After opening ceremonies on the plaza there was an athlete meeting Tuesday night in the Red Cliffs lodge where a few ground rules were laid down and officials answered athletes’ questions before handing the stage over to Peter Hawks, father of late freeskier Ryan Hawks, who passed away here two years ago. This was Peter’s first trip out to the the mountain that took his son’s life and he offered up some inspiring thoughts to the athletes the night before they took to the hill for battle, asking them to remember why they’re out there, encouraging them to leave their egos in the lodge and to “ski for joy, love, passion and respect.”
Competitors hiked up to the Cirque early Wednesday morning, arriving at the Swatch Watch starting gate just before 9 am. The sun was beaming down, without even the slightest hint of wind, and chivalry was in the air with the ladies kicking things off this time around. Among the ladies at the top of the course were Jess McMillan and overall winner of the 2012 Subaru World Freeskiing Tour, Crystal Wright. “I’m excited,” said Wright. “A little nervous but it wouldn’t be right if I wasn’t.” When asked what she thought about the venue she said she liked how many features and choices there were. “It’s not a ‘one-hit-wonder’ and you’re done,” she said.
As the girls chatted, adjusted GoPros and bindgings, McMillan took a few moments to herself, off to the side. “The nerves are kickin’,” she said. Haven’t skied hardpack in a while so I’ll have to channel my inner ski racer.” She certainly did that as she mach-ed down the course. Unfortunately, speed was hard to corral on the firm snow and she got a little hung up mid-way through her run. All nine women in the contest ripped, but when all was said and done it was Jackie Paaso’s smooth run that earned the top spot on the podium. Passo had some bad luck at recent stops with crashes in both Revelstoke and Chamonix but reigned it in here for a smooth run that got her the top spot. Pia Nic Gunderson managed to garner the silver with a technically proficient run and Ashley Maxfield rounded out the podium with some nice air time.

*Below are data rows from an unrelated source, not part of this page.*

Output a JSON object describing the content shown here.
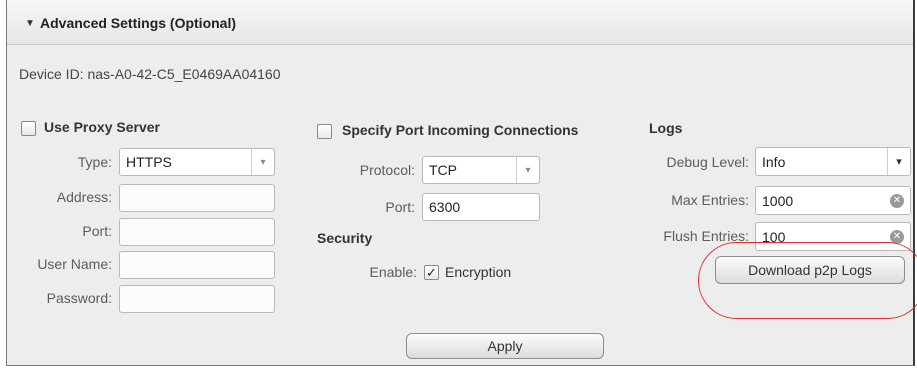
{
  "header": {
    "title": "Advanced Settings (Optional)"
  },
  "device": {
    "label": "Device ID:",
    "value": "nas-A0-42-C5_E0469AA04160"
  },
  "proxy": {
    "checkbox_label": "Use Proxy Server",
    "type_label": "Type:",
    "type_value": "HTTPS",
    "address_label": "Address:",
    "port_label": "Port:",
    "username_label": "User Name:",
    "password_label": "Password:"
  },
  "port_incoming": {
    "checkbox_label": "Specify Port Incoming Connections",
    "protocol_label": "Protocol:",
    "protocol_value": "TCP",
    "port_label": "Port:",
    "port_value": "6300"
  },
  "security": {
    "title": "Security",
    "enable_label": "Enable:",
    "encryption_label": "Encryption",
    "encryption_checked": true
  },
  "logs": {
    "title": "Logs",
    "debug_level_label": "Debug Level:",
    "debug_level_value": "Info",
    "max_entries_label": "Max Entries:",
    "max_entries_value": "1000",
    "flush_entries_label": "Flush Entries:",
    "flush_entries_value": "100",
    "download_button": "Download p2p Logs"
  },
  "actions": {
    "apply_button": "Apply"
  },
  "icons": {
    "collapse": "triangle-down-icon",
    "dropdown": "chevron-down-icon",
    "clear": "clear-icon",
    "check": "checkmark-icon"
  },
  "colors": {
    "highlight": "#d9302c",
    "panel_bg": "#ededed"
  }
}
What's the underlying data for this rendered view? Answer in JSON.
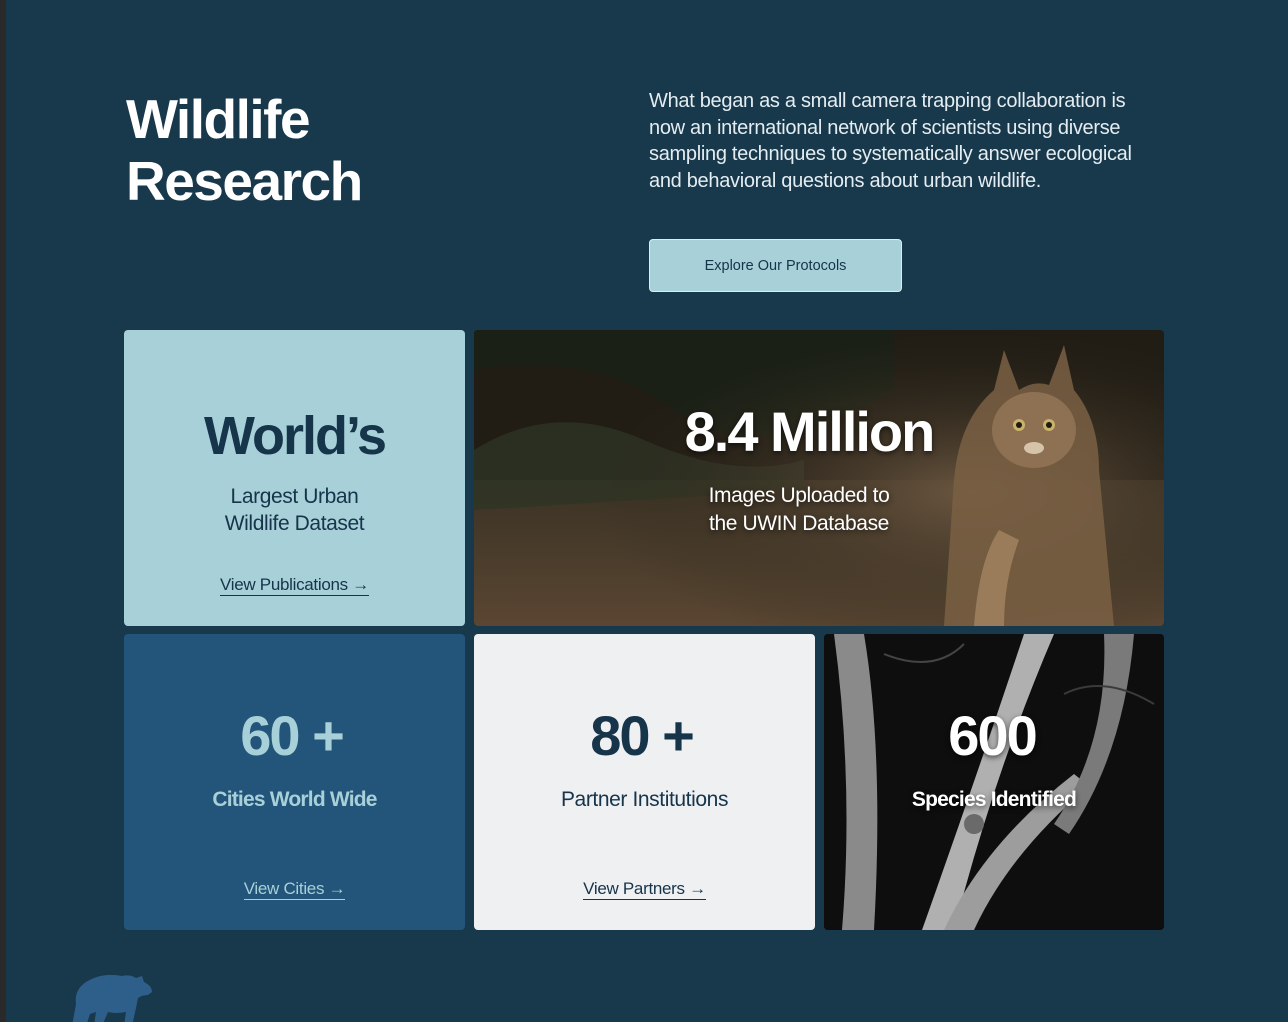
{
  "hero": {
    "title_line1": "Wildlife",
    "title_line2": "Research",
    "description": "What began as a small camera trapping collaboration is now an international network of scientists using diverse sampling techniques to systematically answer ecological and behavioral questions about urban wildlife.",
    "cta_label": "Explore Our Protocols"
  },
  "stats": {
    "worlds": {
      "headline": "World’s",
      "line1": "Largest Urban",
      "line2": "Wildlife Dataset",
      "link": "View Publications →"
    },
    "images": {
      "headline": "8.4 Million",
      "line1": "Images Uploaded to",
      "line2": "the UWIN Database",
      "photo_subject": "bobcat-photo"
    },
    "cities": {
      "headline": "60 +",
      "label": "Cities World Wide",
      "link": "View Cities →"
    },
    "partners": {
      "headline": "80 +",
      "label": "Partner Institutions",
      "link": "View Partners →"
    },
    "species": {
      "headline": "600",
      "label": "Species Identified",
      "photo_subject": "night-trees-photo"
    }
  },
  "colors": {
    "background": "#18384b",
    "light_teal": "#a8d0d9",
    "mid_blue": "#235479",
    "off_white": "#eff0f2",
    "dark_navy": "#16344a"
  },
  "footer": {
    "logo_icon": "bear-icon"
  }
}
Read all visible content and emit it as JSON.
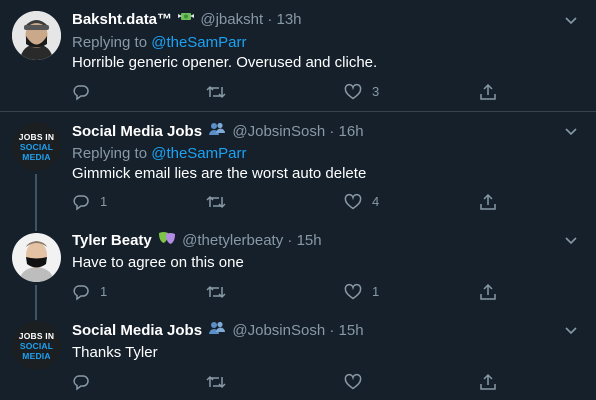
{
  "tweets": [
    {
      "name": "Baksht.data™",
      "badge": "money-wings-emoji",
      "handle": "@jbaksht",
      "time": "13h",
      "replying_prefix": "Replying to",
      "replying_to": "@theSamParr",
      "text": "Horrible generic opener. Overused and cliche.",
      "reply_count": "",
      "retweet_count": "",
      "like_count": "3"
    },
    {
      "name": "Social Media Jobs",
      "badge": "people-emoji",
      "handle": "@JobsinSosh",
      "time": "16h",
      "replying_prefix": "Replying to",
      "replying_to": "@theSamParr",
      "text": "Gimmick email lies are the worst auto delete",
      "reply_count": "1",
      "retweet_count": "",
      "like_count": "4",
      "logo": {
        "line1": "JOBS IN",
        "line2": "SOCIAL",
        "line3": "MEDIA"
      }
    },
    {
      "name": "Tyler Beaty",
      "badge": "theater-masks-emoji",
      "handle": "@thetylerbeaty",
      "time": "15h",
      "text": "Have to agree on this one",
      "reply_count": "1",
      "retweet_count": "",
      "like_count": "1"
    },
    {
      "name": "Social Media Jobs",
      "badge": "people-emoji",
      "handle": "@JobsinSosh",
      "time": "15h",
      "text": "Thanks Tyler",
      "reply_count": "",
      "retweet_count": "",
      "like_count": "",
      "logo": {
        "line1": "JOBS IN",
        "line2": "SOCIAL",
        "line3": "MEDIA"
      }
    }
  ],
  "separator": "·",
  "colors": {
    "background": "#15202b",
    "muted": "#8899a6",
    "accent": "#1da1f2",
    "divider": "#38444d"
  }
}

After a quick break it was on to the men’s final. A slight delay in logistics was a good thing as some of the competitors were running a little late getting to the top of the venue, but everything seemed to fall right into place when it came time to start. There were 31 men on the starting list, with Stefan Hausl of Austria kicking things off. Colter Hinchliffe of Aspen, CO skied next and was the first competitor to take a direct fall line approach out of the starting gate. His smooth skiing, combined a ncie 360 and off-axis backflip/flatspin 3, earned him the first-place snow throne in the finish corral but there were 29 competitors that still had the chance to oust him.

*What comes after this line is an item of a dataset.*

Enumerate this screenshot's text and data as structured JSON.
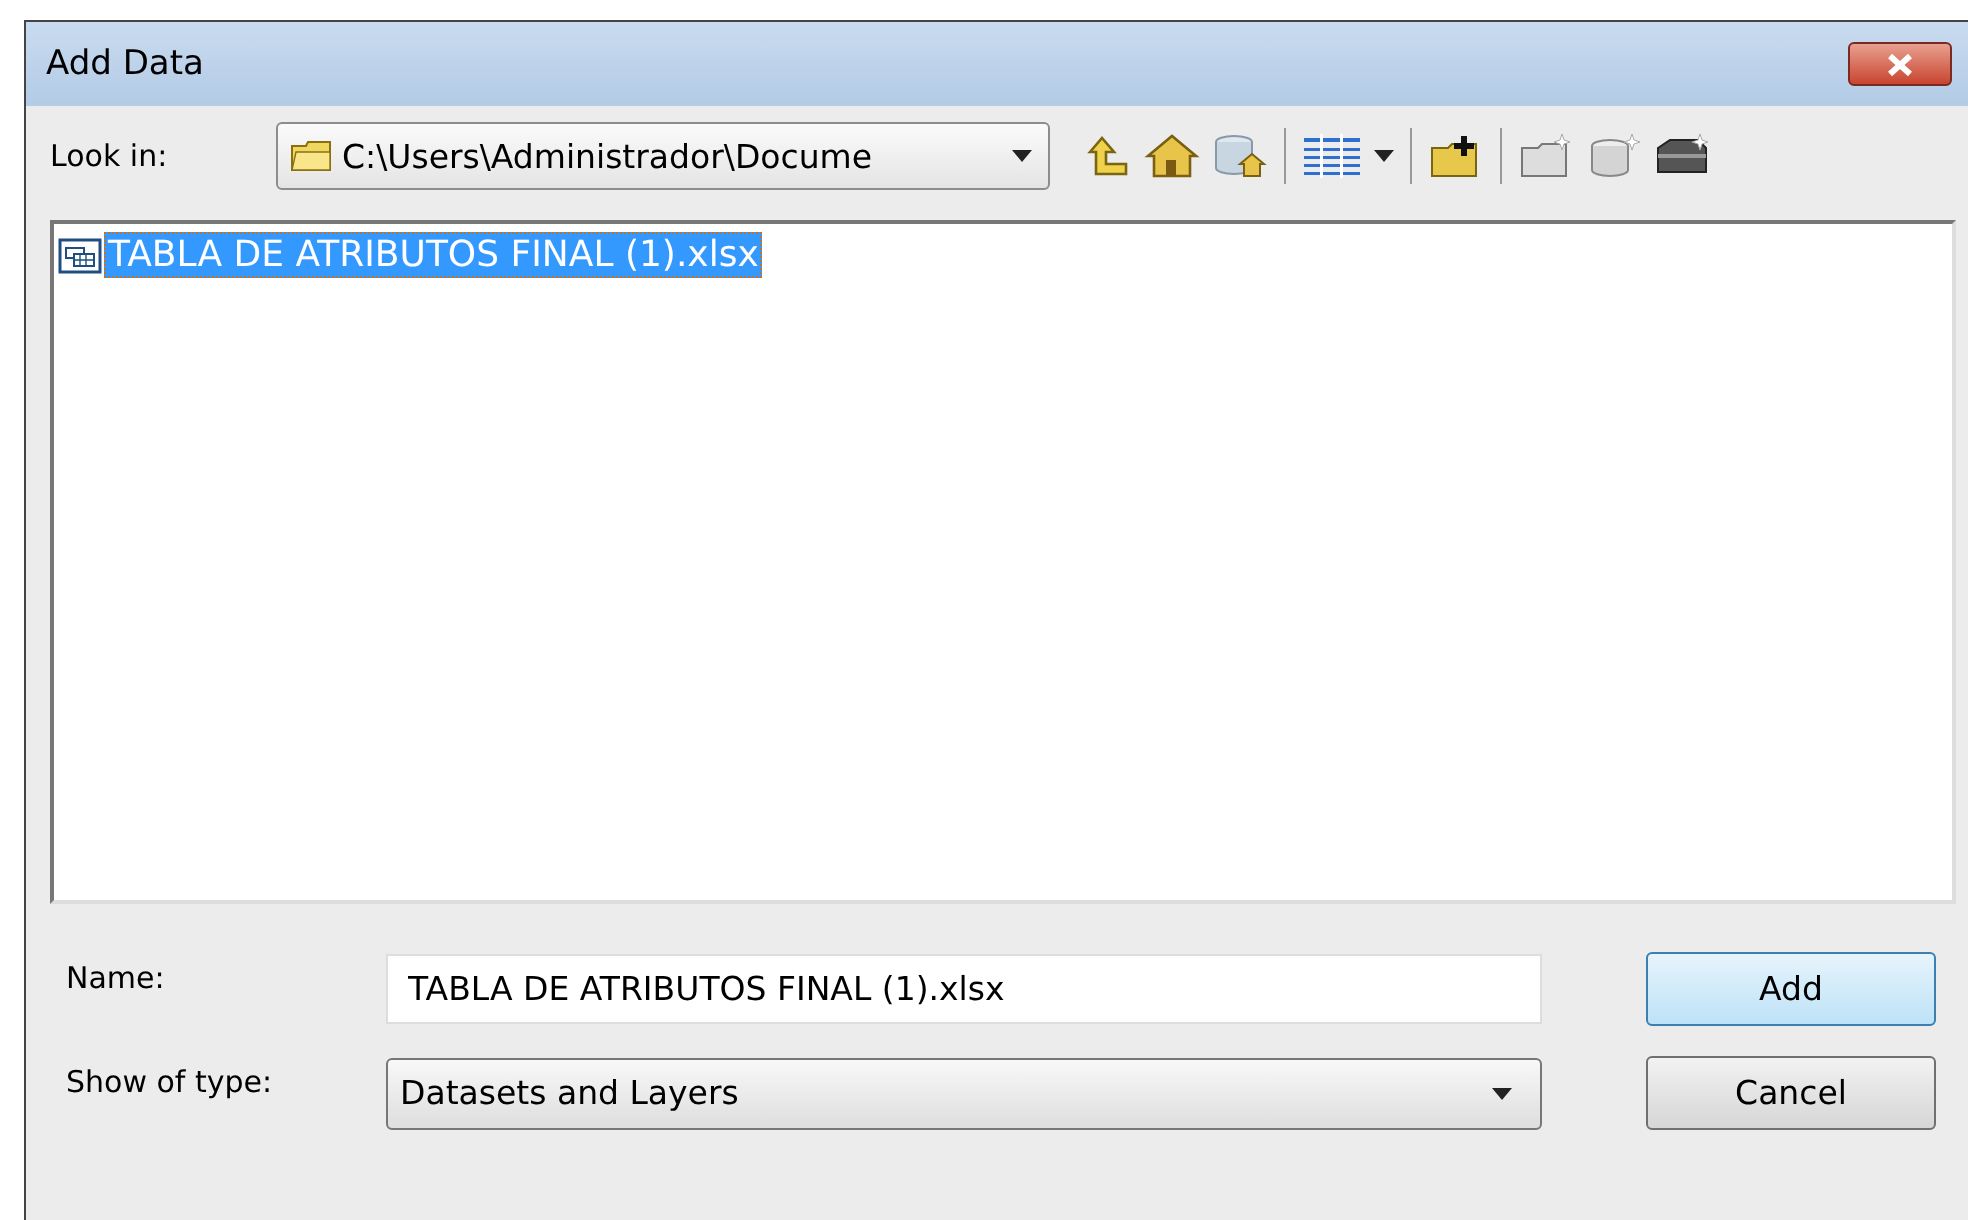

It would end up being number 10, Lars Chickering-Ayers, who would eventually take over the throne. With his good friend Ryan Hawks on his mind, the east-coaster laid down a technical and aggressive line while his mother and Peter Hawks looked on, holding their breath. The route he took had not been skied by anyone else at that point and impressed the judges enough to give him the top spot. He didn’t get too comfortable though, as there were still many skiers that could de-throne him, including the current tour leader Drew Tabke and local Josh Daiek who won here in 2011 and 2012. Both skied creative lines but in the end nobody could overtake Chickering-Ayers. Coming in second was Farnce’s Julien Lopez who skied fluidly, throwing a nice backflip on the lower half of the course and it was Charlie Lyons of New Zealand right behind him. Both men skied hard and logged solid air time to earn their spots on the podium.

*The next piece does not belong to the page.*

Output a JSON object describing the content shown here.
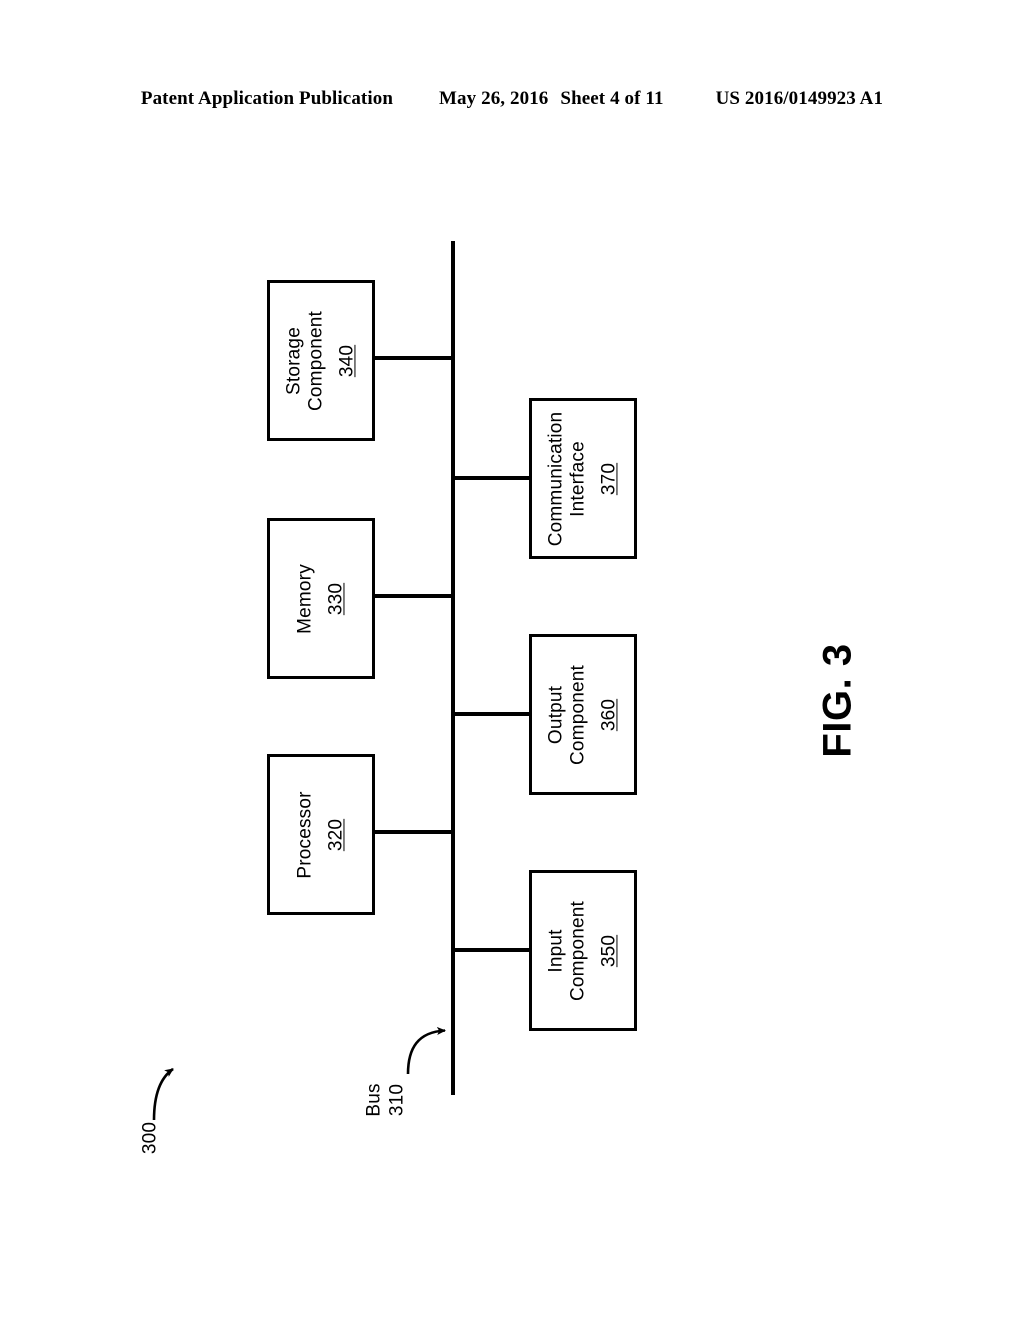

Most of the competitors were able to make it through the day unscathed but there was one scary moment when Willie Schneider went down hard. He was tended to by Kirkwood patrol after suffering a broken tailbone but we’ve been told he is recovering well. After this stop Tabke still retains the points lead and gold bib but has Jérémie Heitz and Julien Lopez nipping at his heels. Despite not making the podium here at Kirkwood, he said he felt good about his run and will continue to ski in the style that has got him on the podium multiple times already this year. “I won’t change anything. I’ll try to ski for a podium every time and hopefully the points will work themselves out.” The next stop on the tour is Fieberbrunn Pillerseetal, Austria where skiers will arrive one week from today. Stay tuned for coverage.